“Sully” chronicles the heroic efforts of US Airways pilot Chesley Sullenberger who landed his disabled aircraft successfully in the Hudson River, saving all 155 passengers on board. “Sully” is backed with star power as Tom Hanks plays the protagonist and it is directed by the 86-year-old icon, Clint Eastwood.
Before I give you my views on it, I would like to mention an unnamed movie critic that said this about Eastwood’s “Sully,” – “[Eastwood’s] politics may be unduly coloring his films, and it’s becoming distracting.”
Might I suggest, esteemed critic, that Eastwood’s politics isn’t coloring his movies more than your politics are coloring your idiotic reviews. I hate to even give this lunacy a mention except to say if you find something politically unsettling about “Sully” then you have some serious problems.
“Sully” is exactly the type of movie we, as a country, need at this time. A reminder that there are heroes, real-life heroes, who do extraordinary things which are colored by race, politics, or any of the other issues which so often divide us. It’s a story about a man who simply did his job, and in doing so, saved a lot of lives in the most humblest of ways.
Hanks gives a terrific, understated performance. The mixed feelings, the doubts, the second guesses come across effectively to build the makings of as tense of a human drama as you can make without there actually being a tragedy.
Eastwood’s direction deftly juxtaposes the past and present to show a two-pronged approach to the story, while mixing in just a tad of Sully’s backstory as a boy and Captain fighter pilot.
The two tiered tension is first on the plane and it’s miraculous landing, but the main conflict of the film lies with the NTSB, which while doing its due diligence in investigating the craft, sets up a wedge between itself and Sully, peaking at the dramatic hearings which reveal if Sully was indeed a hero or simply a pilot who made the wrong call at the wrong time.
It’s all right to walk away from a movie feeling inspired once in a while.
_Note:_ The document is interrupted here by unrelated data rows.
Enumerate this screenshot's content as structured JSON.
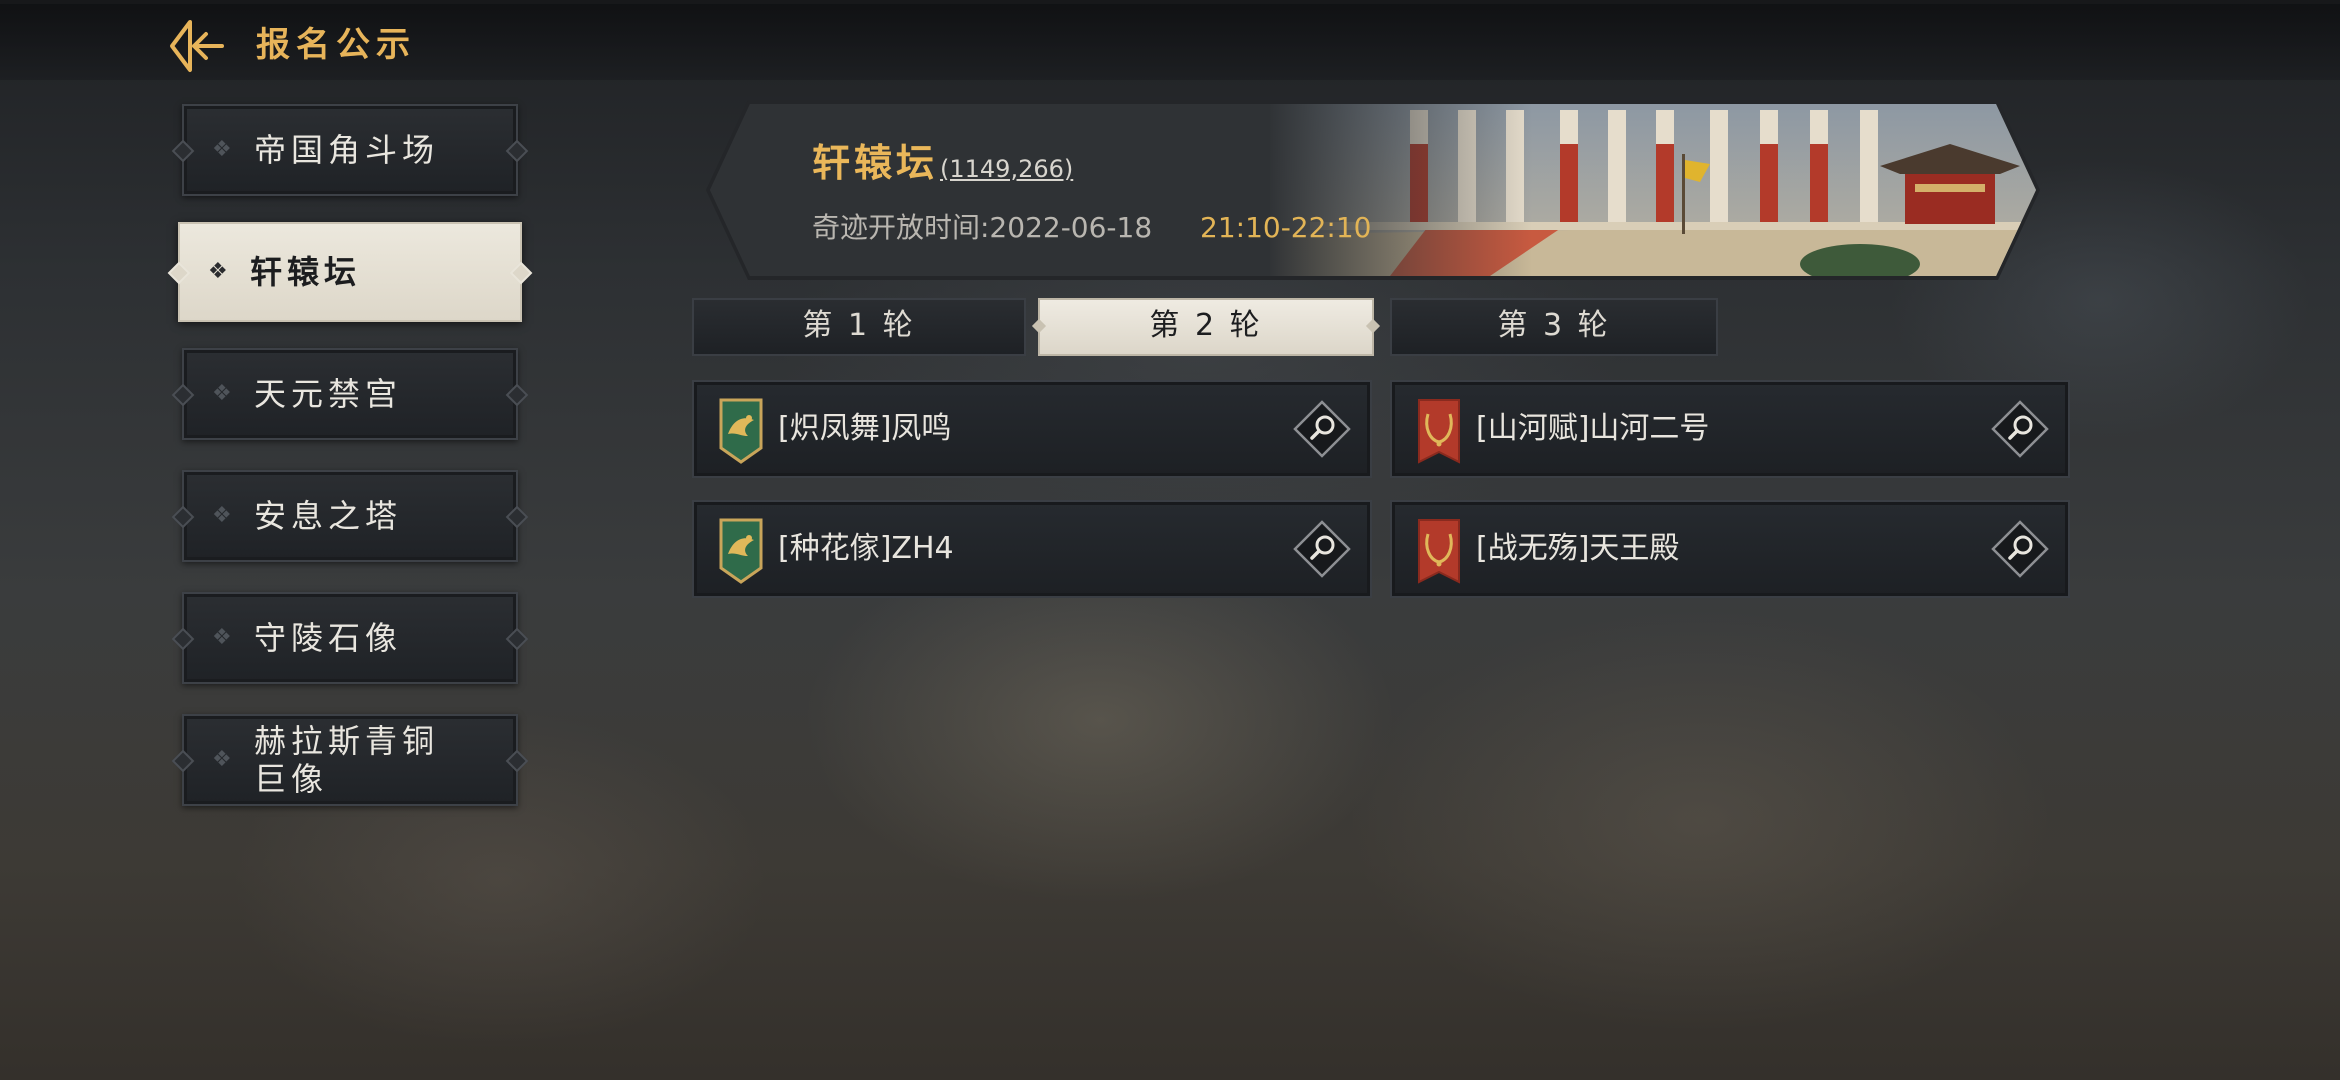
{
  "header": {
    "title": "报名公示"
  },
  "sidebar": {
    "items": [
      {
        "label": "帝国角斗场",
        "active": false
      },
      {
        "label": "轩辕坛",
        "active": true
      },
      {
        "label": "天元禁宫",
        "active": false
      },
      {
        "label": "安息之塔",
        "active": false
      },
      {
        "label": "守陵石像",
        "active": false
      },
      {
        "label": "赫拉斯青铜\n巨像",
        "active": false
      }
    ]
  },
  "banner": {
    "name": "轩辕坛",
    "coords": "(1149,266)",
    "time_label": "奇迹开放时间:2022-06-18",
    "time_range": "21:10-22:10"
  },
  "rounds": {
    "tabs": [
      {
        "label": "第 1 轮",
        "active": false
      },
      {
        "label": "第 2 轮",
        "active": true
      },
      {
        "label": "第 3 轮",
        "active": false
      }
    ]
  },
  "teams": [
    {
      "name": "[炽凤舞]凤鸣",
      "emblem": "green-phoenix-shield",
      "color": "#2f6b4a"
    },
    {
      "name": "[山河赋]山河二号",
      "emblem": "red-laurel-banner",
      "color": "#b33a2a"
    },
    {
      "name": "[种花傢]ZH4",
      "emblem": "green-phoenix-shield",
      "color": "#2f6b4a"
    },
    {
      "name": "[战无殇]天王殿",
      "emblem": "red-laurel-banner",
      "color": "#b33a2a"
    }
  ],
  "colors": {
    "accent_gold": "#e7b45a",
    "active_bg": "#e6e1d5",
    "card_bg": "#23262a"
  }
}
It’s okay to realize that life isn’t always a disaster, and that there are people who do the miraculous. We call them heroes. And the world is better off because of them. Just ask the other 154 who were on that flight. I think they would agree.